In yesterday’s seminar, we discussed Matthew Rendall’s fascinating article about protecting our grandchildren against climate catastrophe at their own expense. The article builds on the idea that under certain assumptions our grandchildren might be much better off than we are.
This assumption about rising levels of welfare caused a lot of protest. The point that still bothers me in this whole discussion is this: How on earth could we actually give reasons for claims to the effect that future generations will be better off than us or worse off than us?
I suggested some ways of giving reasons for such claims here.
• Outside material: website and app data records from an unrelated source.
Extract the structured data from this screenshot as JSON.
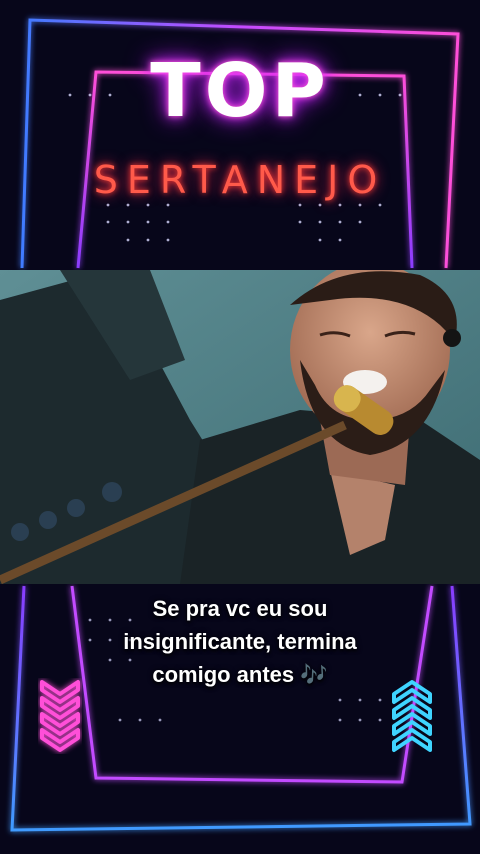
{
  "poster": {
    "title": "TOP",
    "subtitle": "SERTANEJO"
  },
  "caption": {
    "line1": "Se pra vc eu sou",
    "line2": "insignificante, termina",
    "line3": "comigo antes 🎶"
  },
  "colors": {
    "background": "#07061a",
    "neon_pink": "#ff4fd8",
    "neon_purple": "#a93cff",
    "neon_blue": "#3f7bff",
    "neon_cyan": "#3fd4ff",
    "subtitle_red": "#ff5a4a"
  },
  "icons": {
    "left_arrows": "chevrons-down-icon",
    "right_arrows": "chevrons-up-icon"
  }
}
Here’s a further method one could use for avoiding arbitrariness about predictions about the future:
- Estimate your own gut feeling about the future being richer or poorer than us.
- Think hard and carefully about the direction in which our gut feeling is probably distorted by biases.
In that context, it might also be instructive to see whether the past over- or underestimated future welfare rises. A fun and interesting example is from the Ladies Home Journal of December 1900. A journalist asked the “wisest and most careful men in our greatest institutions of science and learning” what they expect the world to look like in 2001. Read here for yourself.
They predicted peas as large as beets and strawberries as large as apples. Sometimes the forecasts are quite good, though. Twitter even seems to have made this prophecy come true “Spelling by sound will have been adopted, first by the newspapers. English will be a language of condensed words expressing condensed ideas (…)”.